* [What to do]: Write down each of the records again, exactly and in full.

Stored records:
————————

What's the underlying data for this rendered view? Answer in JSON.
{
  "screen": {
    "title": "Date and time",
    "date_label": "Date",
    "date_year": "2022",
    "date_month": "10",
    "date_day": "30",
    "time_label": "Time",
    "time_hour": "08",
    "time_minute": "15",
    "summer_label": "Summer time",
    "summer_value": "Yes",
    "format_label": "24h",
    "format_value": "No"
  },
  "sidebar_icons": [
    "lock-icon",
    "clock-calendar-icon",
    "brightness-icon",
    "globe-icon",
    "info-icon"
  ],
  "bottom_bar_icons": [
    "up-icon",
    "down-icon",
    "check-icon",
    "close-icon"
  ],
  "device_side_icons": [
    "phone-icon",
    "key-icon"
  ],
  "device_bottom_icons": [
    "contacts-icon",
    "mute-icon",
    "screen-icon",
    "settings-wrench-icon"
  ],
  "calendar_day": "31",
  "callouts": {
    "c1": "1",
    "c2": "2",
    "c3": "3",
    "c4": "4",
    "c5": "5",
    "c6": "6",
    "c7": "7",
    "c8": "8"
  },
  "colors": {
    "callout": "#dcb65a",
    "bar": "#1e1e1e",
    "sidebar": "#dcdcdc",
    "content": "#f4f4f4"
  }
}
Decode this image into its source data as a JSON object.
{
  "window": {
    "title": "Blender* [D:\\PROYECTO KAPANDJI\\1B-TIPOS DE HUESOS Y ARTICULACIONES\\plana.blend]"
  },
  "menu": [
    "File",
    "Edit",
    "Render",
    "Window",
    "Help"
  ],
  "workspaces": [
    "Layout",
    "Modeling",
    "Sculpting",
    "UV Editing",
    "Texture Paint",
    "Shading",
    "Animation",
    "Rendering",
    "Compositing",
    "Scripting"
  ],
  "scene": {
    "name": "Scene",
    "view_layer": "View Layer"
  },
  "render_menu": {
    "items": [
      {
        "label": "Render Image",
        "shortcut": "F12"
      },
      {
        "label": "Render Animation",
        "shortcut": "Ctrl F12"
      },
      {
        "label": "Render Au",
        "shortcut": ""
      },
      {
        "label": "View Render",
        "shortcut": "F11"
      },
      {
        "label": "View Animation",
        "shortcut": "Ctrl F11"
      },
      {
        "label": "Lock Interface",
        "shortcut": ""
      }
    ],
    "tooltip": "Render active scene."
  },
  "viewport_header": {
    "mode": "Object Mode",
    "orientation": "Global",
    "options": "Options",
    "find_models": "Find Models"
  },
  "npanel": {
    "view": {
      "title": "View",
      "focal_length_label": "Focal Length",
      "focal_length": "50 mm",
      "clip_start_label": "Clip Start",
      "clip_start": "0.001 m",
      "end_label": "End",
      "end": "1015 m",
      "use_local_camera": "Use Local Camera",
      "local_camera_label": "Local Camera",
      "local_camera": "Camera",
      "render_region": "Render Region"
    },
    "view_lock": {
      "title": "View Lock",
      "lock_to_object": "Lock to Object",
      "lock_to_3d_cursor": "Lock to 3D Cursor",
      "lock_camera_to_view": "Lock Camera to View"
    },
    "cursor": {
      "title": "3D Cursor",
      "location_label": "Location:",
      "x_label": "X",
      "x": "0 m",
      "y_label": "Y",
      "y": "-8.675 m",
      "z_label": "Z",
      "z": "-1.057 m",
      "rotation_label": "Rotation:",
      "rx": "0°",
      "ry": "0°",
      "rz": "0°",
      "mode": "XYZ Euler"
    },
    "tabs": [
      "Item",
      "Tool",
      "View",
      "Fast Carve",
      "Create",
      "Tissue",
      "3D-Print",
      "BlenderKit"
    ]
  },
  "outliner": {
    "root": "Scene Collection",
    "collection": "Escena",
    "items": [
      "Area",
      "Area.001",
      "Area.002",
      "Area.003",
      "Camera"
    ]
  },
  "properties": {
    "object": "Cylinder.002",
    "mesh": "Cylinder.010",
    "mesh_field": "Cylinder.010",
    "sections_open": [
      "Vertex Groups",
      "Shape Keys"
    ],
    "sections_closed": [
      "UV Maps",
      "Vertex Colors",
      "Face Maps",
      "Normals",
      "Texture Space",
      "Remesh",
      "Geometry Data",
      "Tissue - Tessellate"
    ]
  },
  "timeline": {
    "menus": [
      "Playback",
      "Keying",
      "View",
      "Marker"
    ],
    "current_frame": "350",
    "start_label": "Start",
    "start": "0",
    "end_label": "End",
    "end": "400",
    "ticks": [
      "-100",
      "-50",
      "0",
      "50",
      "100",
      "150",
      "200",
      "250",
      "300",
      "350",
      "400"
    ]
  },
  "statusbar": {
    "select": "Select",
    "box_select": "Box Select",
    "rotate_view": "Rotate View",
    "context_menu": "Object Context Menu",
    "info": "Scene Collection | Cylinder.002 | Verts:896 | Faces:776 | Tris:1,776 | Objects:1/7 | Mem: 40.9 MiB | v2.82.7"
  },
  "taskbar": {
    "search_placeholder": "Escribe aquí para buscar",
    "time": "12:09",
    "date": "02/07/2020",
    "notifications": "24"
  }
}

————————

* [Exercise result]:
What's the underlying data for this rendered view? Answer in JSON.
{
  "screen": {
    "title": "Date and time",
    "date_label": "Date",
    "date_year": "2022",
    "date_month": "10",
    "date_day": "30",
    "time_label": "Time",
    "time_hour": "08",
    "time_minute": "15",
    "summer_label": "Summer time",
    "summer_value": "Yes",
    "format_label": "24h",
    "format_value": "No"
  },
  "sidebar_icons": [
    "lock-icon",
    "clock-calendar-icon",
    "brightness-icon",
    "globe-icon",
    "info-icon"
  ],
  "bottom_bar_icons": [
    "up-icon",
    "down-icon",
    "check-icon",
    "close-icon"
  ],
  "device_side_icons": [
    "phone-icon",
    "key-icon"
  ],
  "device_bottom_icons": [
    "contacts-icon",
    "mute-icon",
    "screen-icon",
    "settings-wrench-icon"
  ],
  "calendar_day": "31",
  "callouts": {
    "c1": "1",
    "c2": "2",
    "c3": "3",
    "c4": "4",
    "c5": "5",
    "c6": "6",
    "c7": "7",
    "c8": "8"
  },
  "colors": {
    "callout": "#dcb65a",
    "bar": "#1e1e1e",
    "sidebar": "#dcdcdc",
    "content": "#f4f4f4"
  }
}
Decode this image into its source data as a JSON object.
{
  "window": {
    "title": "Blender* [D:\\PROYECTO KAPANDJI\\1B-TIPOS DE HUESOS Y ARTICULACIONES\\plana.blend]"
  },
  "menu": [
    "File",
    "Edit",
    "Render",
    "Window",
    "Help"
  ],
  "workspaces": [
    "Layout",
    "Modeling",
    "Sculpting",
    "UV Editing",
    "Texture Paint",
    "Shading",
    "Animation",
    "Rendering",
    "Compositing",
    "Scripting"
  ],
  "scene": {
    "name": "Scene",
    "view_layer": "View Layer"
  },
  "render_menu": {
    "items": [
      {
        "label": "Render Image",
        "shortcut": "F12"
      },
      {
        "label": "Render Animation",
        "shortcut": "Ctrl F12"
      },
      {
        "label": "Render Au",
        "shortcut": ""
      },
      {
        "label": "View Render",
        "shortcut": "F11"
      },
      {
        "label": "View Animation",
        "shortcut": "Ctrl F11"
      },
      {
        "label": "Lock Interface",
        "shortcut": ""
      }
    ],
    "tooltip": "Render active scene."
  },
  "viewport_header": {
    "mode": "Object Mode",
    "orientation": "Global",
    "options": "Options",
    "find_models": "Find Models"
  },
  "npanel": {
    "view": {
      "title": "View",
      "focal_length_label": "Focal Length",
      "focal_length": "50 mm",
      "clip_start_label": "Clip Start",
      "clip_start": "0.001 m",
      "end_label": "End",
      "end": "1015 m",
      "use_local_camera": "Use Local Camera",
      "local_camera_label": "Local Camera",
      "local_camera": "Camera",
      "render_region": "Render Region"
    },
    "view_lock": {
      "title": "View Lock",
      "lock_to_object": "Lock to Object",
      "lock_to_3d_cursor": "Lock to 3D Cursor",
      "lock_camera_to_view": "Lock Camera to View"
    },
    "cursor": {
      "title": "3D Cursor",
      "location_label": "Location:",
      "x_label": "X",
      "x": "0 m",
      "y_label": "Y",
      "y": "-8.675 m",
      "z_label": "Z",
      "z": "-1.057 m",
      "rotation_label": "Rotation:",
      "rx": "0°",
      "ry": "0°",
      "rz": "0°",
      "mode": "XYZ Euler"
    },
    "tabs": [
      "Item",
      "Tool",
      "View",
      "Fast Carve",
      "Create",
      "Tissue",
      "3D-Print",
      "BlenderKit"
    ]
  },
  "outliner": {
    "root": "Scene Collection",
    "collection": "Escena",
    "items": [
      "Area",
      "Area.001",
      "Area.002",
      "Area.003",
      "Camera"
    ]
  },
  "properties": {
    "object": "Cylinder.002",
    "mesh": "Cylinder.010",
    "mesh_field": "Cylinder.010",
    "sections_open": [
      "Vertex Groups",
      "Shape Keys"
    ],
    "sections_closed": [
      "UV Maps",
      "Vertex Colors",
      "Face Maps",
      "Normals",
      "Texture Space",
      "Remesh",
      "Geometry Data",
      "Tissue - Tessellate"
    ]
  },
  "timeline": {
    "menus": [
      "Playback",
      "Keying",
      "View",
      "Marker"
    ],
    "current_frame": "350",
    "start_label": "Start",
    "start": "0",
    "end_label": "End",
    "end": "400",
    "ticks": [
      "-100",
      "-50",
      "0",
      "50",
      "100",
      "150",
      "200",
      "250",
      "300",
      "350",
      "400"
    ]
  },
  "statusbar": {
    "select": "Select",
    "box_select": "Box Select",
    "rotate_view": "Rotate View",
    "context_menu": "Object Context Menu",
    "info": "Scene Collection | Cylinder.002 | Verts:896 | Faces:776 | Tris:1,776 | Objects:1/7 | Mem: 40.9 MiB | v2.82.7"
  },
  "taskbar": {
    "search_placeholder": "Escribe aquí para buscar",
    "time": "12:09",
    "date": "02/07/2020",
    "notifications": "24"
  }
}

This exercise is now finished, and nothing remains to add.